_REQUIRED ACTION:_ Could you copy the records below exactly, leaving out any pictures they include?

_EXERCISE MATERIALS:_
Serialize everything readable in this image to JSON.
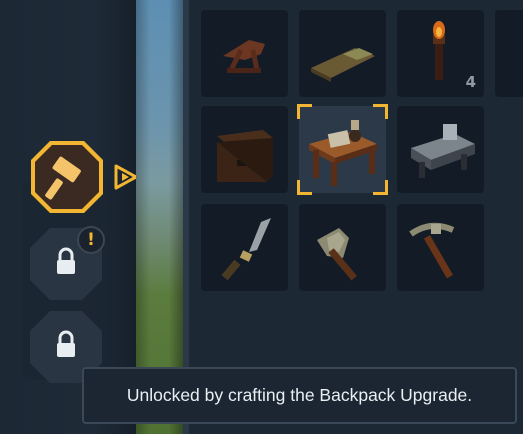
{
  "categories": [
    {
      "name": "crafting-hammer",
      "state": "selected",
      "icon": "hammer-icon"
    },
    {
      "name": "locked-category-1",
      "state": "locked",
      "icon": "lock-icon",
      "alert": "!"
    },
    {
      "name": "locked-category-2",
      "state": "locked",
      "icon": "lock-icon"
    }
  ],
  "items": [
    {
      "icon": "crossbow-icon",
      "count": ""
    },
    {
      "icon": "plank-icon",
      "count": ""
    },
    {
      "icon": "torch-icon",
      "count": "4"
    },
    {
      "icon": "chest-icon",
      "count": ""
    },
    {
      "icon": "workbench-icon",
      "count": "",
      "selected": true
    },
    {
      "icon": "anvil-icon",
      "count": ""
    },
    {
      "icon": "knife-icon",
      "count": ""
    },
    {
      "icon": "stone-axe-icon",
      "count": ""
    },
    {
      "icon": "pickaxe-icon",
      "count": ""
    }
  ],
  "tooltip": {
    "text": "Unlocked by crafting the Backpack Upgrade."
  },
  "colors": {
    "accent": "#f2b632",
    "panel": "#1d2835",
    "slot": "#131c26"
  }
}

_TASK RESULT:_
Serialize everything readable in this image to JSON.
{
  "categories": [
    {
      "name": "crafting-hammer",
      "state": "selected",
      "icon": "hammer-icon"
    },
    {
      "name": "locked-category-1",
      "state": "locked",
      "icon": "lock-icon",
      "alert": "!"
    },
    {
      "name": "locked-category-2",
      "state": "locked",
      "icon": "lock-icon"
    }
  ],
  "items": [
    {
      "icon": "crossbow-icon",
      "count": ""
    },
    {
      "icon": "plank-icon",
      "count": ""
    },
    {
      "icon": "torch-icon",
      "count": "4"
    },
    {
      "icon": "chest-icon",
      "count": ""
    },
    {
      "icon": "workbench-icon",
      "count": "",
      "selected": true
    },
    {
      "icon": "anvil-icon",
      "count": ""
    },
    {
      "icon": "knife-icon",
      "count": ""
    },
    {
      "icon": "stone-axe-icon",
      "count": ""
    },
    {
      "icon": "pickaxe-icon",
      "count": ""
    }
  ],
  "tooltip": {
    "text": "Unlocked by crafting the Backpack Upgrade."
  },
  "colors": {
    "accent": "#f2b632",
    "panel": "#1d2835",
    "slot": "#131c26"
  }
}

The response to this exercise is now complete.